Task item: As you look over the data below, please find each line where the word "button" appears, then copy it.

Extracted records:
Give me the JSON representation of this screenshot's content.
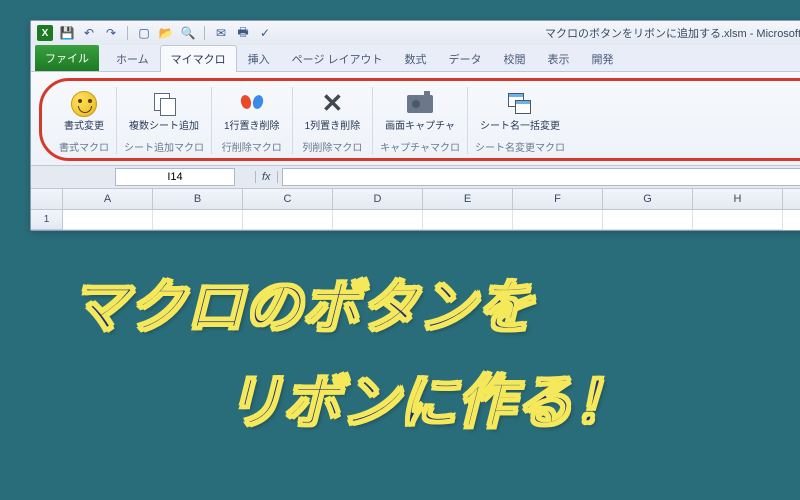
{
  "window": {
    "title": "マクロのボタンをリボンに追加する.xlsm - Microsoft Excel"
  },
  "qat": {
    "items": [
      "save-icon",
      "undo-icon",
      "redo-icon",
      "new-icon",
      "open-icon",
      "print-preview-icon",
      "email-icon",
      "quick-print-icon",
      "spell-check-icon"
    ]
  },
  "tabs": {
    "file": "ファイル",
    "items": [
      {
        "id": "home",
        "label": "ホーム"
      },
      {
        "id": "mymacro",
        "label": "マイマクロ",
        "active": true
      },
      {
        "id": "insert",
        "label": "挿入"
      },
      {
        "id": "pagelayout",
        "label": "ページ レイアウト"
      },
      {
        "id": "formulas",
        "label": "数式"
      },
      {
        "id": "data",
        "label": "データ"
      },
      {
        "id": "review",
        "label": "校閲"
      },
      {
        "id": "view",
        "label": "表示"
      },
      {
        "id": "developer",
        "label": "開発"
      }
    ]
  },
  "ribbon": {
    "groups": [
      {
        "button": "書式変更",
        "group_label": "書式マクロ",
        "icon": "smile"
      },
      {
        "button": "複数シート追加",
        "group_label": "シート追加マクロ",
        "icon": "copy"
      },
      {
        "button": "1行置き削除",
        "group_label": "行削除マクロ",
        "icon": "butterfly"
      },
      {
        "button": "1列置き削除",
        "group_label": "列削除マクロ",
        "icon": "cross"
      },
      {
        "button": "画面キャプチャ",
        "group_label": "キャプチャマクロ",
        "icon": "camera"
      },
      {
        "button": "シート名一括変更",
        "group_label": "シート名変更マクロ",
        "icon": "cascade"
      }
    ]
  },
  "formula_bar": {
    "name_box": "I14",
    "fx_label": "fx"
  },
  "grid": {
    "columns": [
      "A",
      "B",
      "C",
      "D",
      "E",
      "F",
      "G",
      "H"
    ],
    "rows": [
      "1"
    ]
  },
  "overlay": {
    "line1": "マクロのボタンを",
    "line2": "リボンに作る！"
  }
}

Result of this exercise:
        "button": "書式変更",
        "button": "複数シート追加",
        "button": "1行置き削除",
        "button": "1列置き削除",
        "button": "画面キャプチャ",
        "button": "シート名一括変更",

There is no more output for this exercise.